Looking forward to the remainder of 2019, the signs remain positive for continued activity in the BVI property market. The next few months should signal whether or not the market has moved away from concentrating on the sale of damaged property to a more normal market, trading homes which were either not damaged or have been repaired. At the same time, the impacts of the wider global economy need to be watched as worldwide, economic growth is slowing, having peaked in 2017. The US economy, initially boosted by tax cuts from the Trump administration, is also facing a slow-down in growth as continued uncertainty from trade wars impacts the manufacturing sector. However, the US economy projections remain ahead of those in Europe with a slower growth rate forecast for the Euro sector.
As Irma’s arrival on 6 September 2017 turns from months to years, the lessons from this catastrophic hurricane need to be reflected in stronger building codes, improved planning and a better understanding of insurance. For those who could afford it, or who had adequate insurance coverage, the necessity of rebuilding stronger and more resilient homes was clear, but not all have had the means to do so. Government and insurance companies each need to take a lead, to ensure that, should the BVI be impacted again by another Category 5 hurricane, buildings will be better constructed to withstand the impacts of a major storm.
In time, people will look back at the lessons learned from Irma, whether in terms of its physical intensity, how the government responded and

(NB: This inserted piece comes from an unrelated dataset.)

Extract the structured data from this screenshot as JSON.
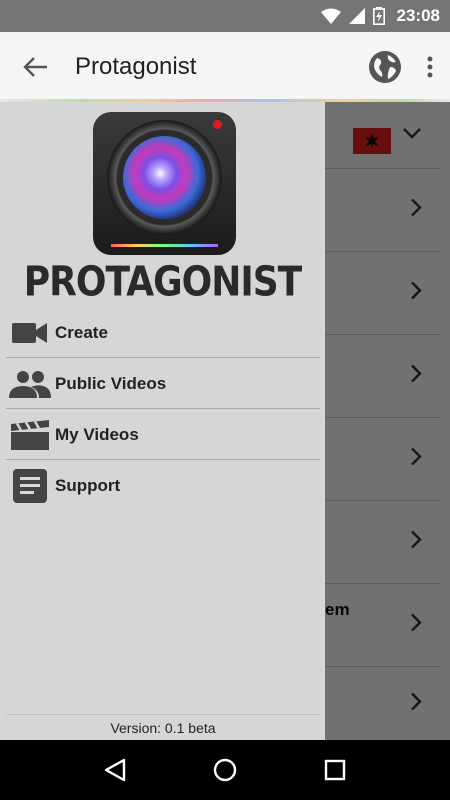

what help came from the international community or perhaps the psychological impacts on those who experienced Irma first hand. For sure, many will wonder how, with all that destruction, so few lives were lost on 6 September. For now, we continue to rebuild, determined to see the British Virgin Islands emerge from a significant natural catastrophe to become a country where resilience, vision and hope will shape the future.